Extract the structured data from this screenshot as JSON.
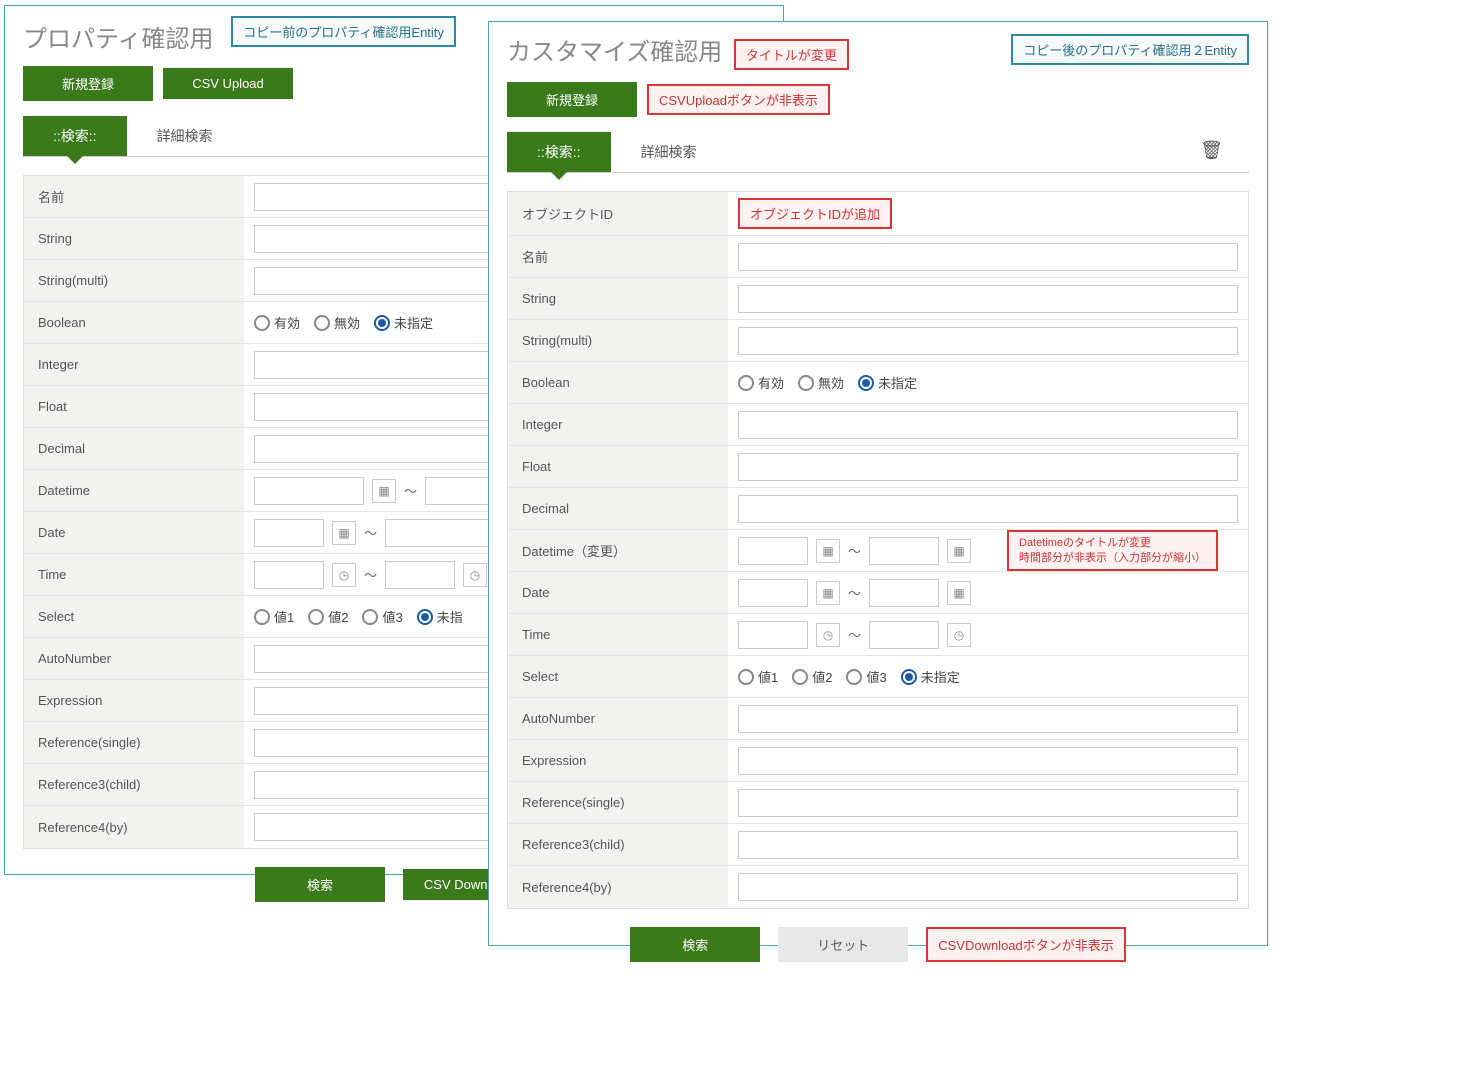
{
  "colors": {
    "primary": "#3b7a1a",
    "accent_teal": "#2a8aa8",
    "accent_red": "#d33"
  },
  "left": {
    "title": "プロパティ確認用",
    "title_note": "コピー前のプロパティ確認用Entity",
    "buttons": {
      "new": "新規登録",
      "csv_upload": "CSV Upload"
    },
    "tabs": {
      "search": "::検索::",
      "advanced": "詳細検索"
    },
    "fields": {
      "name": "名前",
      "string": "String",
      "string_multi": "String(multi)",
      "boolean": "Boolean",
      "integer": "Integer",
      "float": "Float",
      "decimal": "Decimal",
      "datetime": "Datetime",
      "date": "Date",
      "time": "Time",
      "select": "Select",
      "autonumber": "AutoNumber",
      "expression": "Expression",
      "ref_single": "Reference(single)",
      "ref3_child": "Reference3(child)",
      "ref4_by": "Reference4(by)"
    },
    "boolean_opts": {
      "valid": "有効",
      "invalid": "無効",
      "unspecified": "未指定"
    },
    "select_opts": {
      "v1": "値1",
      "v2": "値2",
      "v3": "値3",
      "unspecified": "未指"
    },
    "range_sep": "～",
    "footer": {
      "search": "検索",
      "csv_download": "CSV Download"
    }
  },
  "right": {
    "title": "カスタマイズ確認用",
    "title_change_note": "タイトルが変更",
    "title_copy_note": "コピー後のプロパティ確認用２Entity",
    "buttons": {
      "new": "新規登録"
    },
    "csv_upload_hidden_note": "CSVUploadボタンが非表示",
    "tabs": {
      "search": "::検索::",
      "advanced": "詳細検索"
    },
    "fields": {
      "object_id": "オブジェクトID",
      "object_id_note": "オブジェクトIDが追加",
      "name": "名前",
      "string": "String",
      "string_multi": "String(multi)",
      "boolean": "Boolean",
      "integer": "Integer",
      "float": "Float",
      "decimal": "Decimal",
      "datetime": "Datetime（変更）",
      "datetime_note": "Datetimeのタイトルが変更\n時間部分が非表示（入力部分が縮小）",
      "date": "Date",
      "time": "Time",
      "select": "Select",
      "autonumber": "AutoNumber",
      "expression": "Expression",
      "ref_single": "Reference(single)",
      "ref3_child": "Reference3(child)",
      "ref4_by": "Reference4(by)"
    },
    "boolean_opts": {
      "valid": "有効",
      "invalid": "無効",
      "unspecified": "未指定"
    },
    "select_opts": {
      "v1": "値1",
      "v2": "値2",
      "v3": "値3",
      "unspecified": "未指定"
    },
    "range_sep": "～",
    "footer": {
      "search": "検索",
      "reset": "リセット",
      "csv_download_hidden_note": "CSVDownloadボタンが非表示"
    }
  }
}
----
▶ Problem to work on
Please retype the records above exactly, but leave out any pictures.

▶ Solution
Extract the structured data from this screenshot as JSON.
{
  "colors": {
    "primary": "#3b7a1a",
    "accent_teal": "#2a8aa8",
    "accent_red": "#d33"
  },
  "left": {
    "title": "プロパティ確認用",
    "title_note": "コピー前のプロパティ確認用Entity",
    "buttons": {
      "new": "新規登録",
      "csv_upload": "CSV Upload"
    },
    "tabs": {
      "search": "::検索::",
      "advanced": "詳細検索"
    },
    "fields": {
      "name": "名前",
      "string": "String",
      "string_multi": "String(multi)",
      "boolean": "Boolean",
      "integer": "Integer",
      "float": "Float",
      "decimal": "Decimal",
      "datetime": "Datetime",
      "date": "Date",
      "time": "Time",
      "select": "Select",
      "autonumber": "AutoNumber",
      "expression": "Expression",
      "ref_single": "Reference(single)",
      "ref3_child": "Reference3(child)",
      "ref4_by": "Reference4(by)"
    },
    "boolean_opts": {
      "valid": "有効",
      "invalid": "無効",
      "unspecified": "未指定"
    },
    "select_opts": {
      "v1": "値1",
      "v2": "値2",
      "v3": "値3",
      "unspecified": "未指"
    },
    "range_sep": "～",
    "footer": {
      "search": "検索",
      "csv_download": "CSV Download"
    }
  },
  "right": {
    "title": "カスタマイズ確認用",
    "title_change_note": "タイトルが変更",
    "title_copy_note": "コピー後のプロパティ確認用２Entity",
    "buttons": {
      "new": "新規登録"
    },
    "csv_upload_hidden_note": "CSVUploadボタンが非表示",
    "tabs": {
      "search": "::検索::",
      "advanced": "詳細検索"
    },
    "fields": {
      "object_id": "オブジェクトID",
      "object_id_note": "オブジェクトIDが追加",
      "name": "名前",
      "string": "String",
      "string_multi": "String(multi)",
      "boolean": "Boolean",
      "integer": "Integer",
      "float": "Float",
      "decimal": "Decimal",
      "datetime": "Datetime（変更）",
      "datetime_note": "Datetimeのタイトルが変更\n時間部分が非表示（入力部分が縮小）",
      "date": "Date",
      "time": "Time",
      "select": "Select",
      "autonumber": "AutoNumber",
      "expression": "Expression",
      "ref_single": "Reference(single)",
      "ref3_child": "Reference3(child)",
      "ref4_by": "Reference4(by)"
    },
    "boolean_opts": {
      "valid": "有効",
      "invalid": "無効",
      "unspecified": "未指定"
    },
    "select_opts": {
      "v1": "値1",
      "v2": "値2",
      "v3": "値3",
      "unspecified": "未指定"
    },
    "range_sep": "～",
    "footer": {
      "search": "検索",
      "reset": "リセット",
      "csv_download_hidden_note": "CSVDownloadボタンが非表示"
    }
  }
}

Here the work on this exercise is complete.